Sue Monk Kidd’s The Secret Life of Bees is set in 1964 in the fictional Southern town of Sylvan, South Carolina. Unsurprisingly, it includes more than a few references to classic Southern dishes.
Their Eyes Were Watching God by Zora Neale Hurston
“She was stretched on her back beneath the pear tree soaking in the alto chant of the visiting bees, the gold of the sun and the panting breath of the breeze when the inaudible voice of it all came to her.”
Zora Neale Hurston’s heroine, Janie, tells the story of her life, beginning with young adulthood, when a pear tree catches her eye and all of life’s possibilities seem to her present in its branches.
To Kill a Mockingbird by Harper Lee
“I’ll make him a Lane cake. That Stephanie’s been after my recipe for thirty years, and if she thinks I’ll give it to her just because I’m staying with her, she’s got another think coming.”
Recipe: Lane Cake
In To Kill a Mockingbird, Scout Finch’s neighbor, Miss Maudie Atkinson, makes a bourbon-loaded Lane cake that’s famous all over the town of Maycomb, Alabama.
Winnie-the-Pooh by A.A. Milne
“‘Well,’ said Pooh, ‘it’s the middle of the night, which is a good time for going to sleep. And to-morrow morning we’ll have some honey for breakfast. Do Tiggers like honey?’
‘They like everything,’ said Tigger cheerfully.”
Recipe: Hot Honey

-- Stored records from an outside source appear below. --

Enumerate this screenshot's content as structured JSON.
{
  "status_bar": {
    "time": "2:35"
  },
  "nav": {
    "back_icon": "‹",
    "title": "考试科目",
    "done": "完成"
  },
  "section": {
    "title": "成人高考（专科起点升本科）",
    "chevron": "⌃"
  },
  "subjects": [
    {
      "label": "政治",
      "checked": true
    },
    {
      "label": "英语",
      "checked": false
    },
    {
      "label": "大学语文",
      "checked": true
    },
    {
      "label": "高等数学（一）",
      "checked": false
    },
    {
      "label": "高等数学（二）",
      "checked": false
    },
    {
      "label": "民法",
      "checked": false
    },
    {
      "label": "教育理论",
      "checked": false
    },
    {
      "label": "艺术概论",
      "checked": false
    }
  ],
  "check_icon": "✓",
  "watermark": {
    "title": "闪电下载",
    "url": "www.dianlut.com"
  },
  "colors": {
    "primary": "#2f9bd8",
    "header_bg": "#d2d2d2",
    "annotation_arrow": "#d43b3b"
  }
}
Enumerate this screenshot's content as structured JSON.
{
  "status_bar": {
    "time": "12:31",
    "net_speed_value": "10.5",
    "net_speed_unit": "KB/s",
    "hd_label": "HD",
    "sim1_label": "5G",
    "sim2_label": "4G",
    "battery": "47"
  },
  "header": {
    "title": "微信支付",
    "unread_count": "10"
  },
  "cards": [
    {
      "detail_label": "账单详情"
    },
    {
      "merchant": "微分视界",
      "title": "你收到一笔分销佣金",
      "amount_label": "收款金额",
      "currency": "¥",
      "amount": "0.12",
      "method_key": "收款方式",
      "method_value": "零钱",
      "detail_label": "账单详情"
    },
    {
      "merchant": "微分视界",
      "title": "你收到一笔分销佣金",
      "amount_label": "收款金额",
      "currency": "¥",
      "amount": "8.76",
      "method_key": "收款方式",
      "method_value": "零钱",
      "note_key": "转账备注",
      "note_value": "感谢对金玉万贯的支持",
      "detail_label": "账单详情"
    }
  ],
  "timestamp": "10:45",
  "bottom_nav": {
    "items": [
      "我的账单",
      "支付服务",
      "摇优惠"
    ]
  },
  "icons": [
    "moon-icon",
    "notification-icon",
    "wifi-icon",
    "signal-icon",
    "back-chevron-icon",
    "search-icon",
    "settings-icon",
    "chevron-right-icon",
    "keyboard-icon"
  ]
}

Winnie-the-Pooh and honey go together like, well, you get the idea. Hot honey adds a kick to the sweet syrup you know and love; try a drizzle on homemade pizza, chicken, or roasted sweet potatoes.